Brief:
When a line below contains the word "label", copy that line.

Records for processing:
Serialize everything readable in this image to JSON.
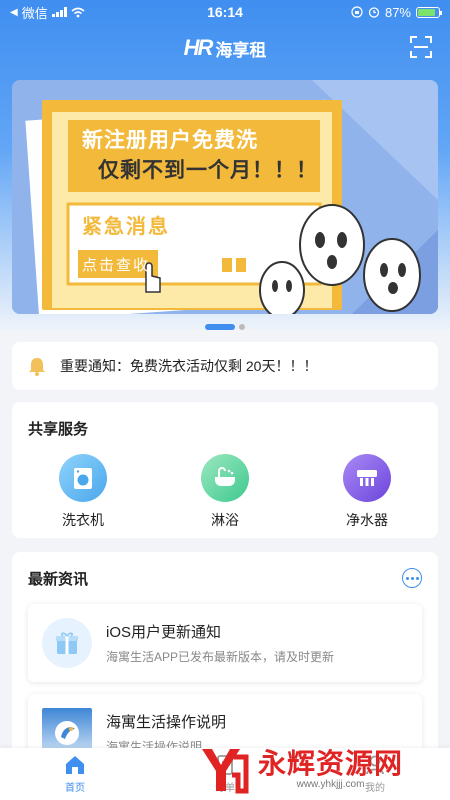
{
  "status_bar": {
    "carrier": "微信",
    "time": "16:14",
    "battery": "87%"
  },
  "header": {
    "logo_mark": "HR",
    "app_name": "海享租"
  },
  "banner": {
    "headline_line1": "新注册用户免费洗",
    "headline_line2": "仅剩不到一个月！！！",
    "tag": "紧急消息",
    "cta": "点击查收"
  },
  "notice": {
    "text": "重要通知：免费洗衣活动仅剩 20天！！！"
  },
  "services": {
    "title": "共享服务",
    "items": [
      {
        "label": "洗衣机",
        "icon": "washing-machine-icon",
        "color": "#5fb5f2"
      },
      {
        "label": "淋浴",
        "icon": "shower-icon",
        "color": "#5dd6a0"
      },
      {
        "label": "净水器",
        "icon": "water-purifier-icon",
        "color": "#8a63ea"
      }
    ]
  },
  "news": {
    "title": "最新资讯",
    "items": [
      {
        "title": "iOS用户更新通知",
        "subtitle": "海寓生活APP已发布最新版本，请及时更新",
        "icon": "gift-icon"
      },
      {
        "title": "海寓生活操作说明",
        "subtitle": "海寓生活操作说明",
        "icon": "guide-thumbnail"
      }
    ]
  },
  "tabbar": {
    "items": [
      {
        "label": "首页",
        "active": true
      },
      {
        "label": "订单",
        "active": false
      },
      {
        "label": "我的",
        "active": false
      }
    ]
  },
  "watermark": {
    "text": "永辉资源网",
    "url": "www.yhkjjj.com"
  },
  "colors": {
    "accent": "#3f8ef0",
    "banner_yellow": "#f3b93a"
  }
}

Answer for this exercise:
        "label": "洗衣机",
        "label": "淋浴",
        "label": "净水器",
        "label": "首页",
        "label": "订单",
        "label": "我的",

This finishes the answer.